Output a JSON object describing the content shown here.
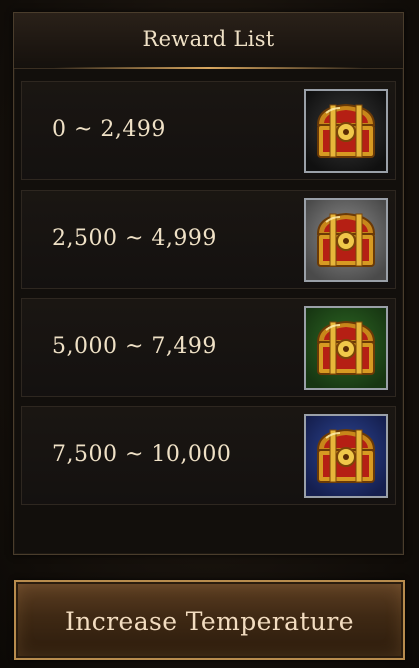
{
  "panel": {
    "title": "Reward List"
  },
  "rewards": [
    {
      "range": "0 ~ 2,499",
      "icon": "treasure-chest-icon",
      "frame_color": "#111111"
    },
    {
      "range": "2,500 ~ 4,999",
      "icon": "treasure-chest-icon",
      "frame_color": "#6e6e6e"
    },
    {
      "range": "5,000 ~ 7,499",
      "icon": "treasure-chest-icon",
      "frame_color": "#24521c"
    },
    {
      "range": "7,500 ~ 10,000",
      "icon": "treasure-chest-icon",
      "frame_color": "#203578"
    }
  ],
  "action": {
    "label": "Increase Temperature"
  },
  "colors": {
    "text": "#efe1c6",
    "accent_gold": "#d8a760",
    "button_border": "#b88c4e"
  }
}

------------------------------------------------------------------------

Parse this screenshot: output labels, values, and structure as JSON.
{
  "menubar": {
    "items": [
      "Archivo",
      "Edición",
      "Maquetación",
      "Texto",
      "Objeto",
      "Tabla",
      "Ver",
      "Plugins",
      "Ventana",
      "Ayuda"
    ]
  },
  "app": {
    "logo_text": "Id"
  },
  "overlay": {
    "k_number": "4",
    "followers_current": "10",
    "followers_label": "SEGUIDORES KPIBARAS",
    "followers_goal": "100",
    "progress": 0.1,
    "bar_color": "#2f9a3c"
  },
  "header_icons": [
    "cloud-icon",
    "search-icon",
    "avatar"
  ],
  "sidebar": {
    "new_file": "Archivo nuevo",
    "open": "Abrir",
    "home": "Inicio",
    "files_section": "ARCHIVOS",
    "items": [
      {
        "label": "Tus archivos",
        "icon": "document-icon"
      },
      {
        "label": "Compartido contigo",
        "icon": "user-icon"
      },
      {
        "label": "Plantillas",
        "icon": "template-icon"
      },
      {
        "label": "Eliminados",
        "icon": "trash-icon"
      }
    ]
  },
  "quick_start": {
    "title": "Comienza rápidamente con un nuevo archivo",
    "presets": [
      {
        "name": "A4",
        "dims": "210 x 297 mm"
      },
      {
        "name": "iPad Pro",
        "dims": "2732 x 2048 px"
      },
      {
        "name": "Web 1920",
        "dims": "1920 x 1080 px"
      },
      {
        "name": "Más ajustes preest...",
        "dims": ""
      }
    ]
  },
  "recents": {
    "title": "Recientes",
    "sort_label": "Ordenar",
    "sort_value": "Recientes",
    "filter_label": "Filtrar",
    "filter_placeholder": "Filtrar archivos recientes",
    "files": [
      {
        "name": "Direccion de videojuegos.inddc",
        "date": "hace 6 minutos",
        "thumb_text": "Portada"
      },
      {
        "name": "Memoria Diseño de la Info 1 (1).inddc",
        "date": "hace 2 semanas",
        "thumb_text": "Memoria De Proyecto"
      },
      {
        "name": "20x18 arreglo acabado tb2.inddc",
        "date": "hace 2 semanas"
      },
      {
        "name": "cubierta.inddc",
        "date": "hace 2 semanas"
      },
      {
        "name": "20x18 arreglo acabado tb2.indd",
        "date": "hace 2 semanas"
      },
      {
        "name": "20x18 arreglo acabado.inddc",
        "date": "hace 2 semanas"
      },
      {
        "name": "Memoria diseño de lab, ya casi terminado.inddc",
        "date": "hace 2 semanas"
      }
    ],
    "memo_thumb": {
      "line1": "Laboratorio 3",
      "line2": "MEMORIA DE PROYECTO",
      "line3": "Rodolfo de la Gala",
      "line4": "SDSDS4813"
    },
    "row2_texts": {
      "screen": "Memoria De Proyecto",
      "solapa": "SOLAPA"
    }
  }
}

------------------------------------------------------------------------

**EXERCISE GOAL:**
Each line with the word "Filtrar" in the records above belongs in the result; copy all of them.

**EXPECTED ANSWER:**
    "filter_label": "Filtrar",
    "filter_placeholder": "Filtrar archivos recientes",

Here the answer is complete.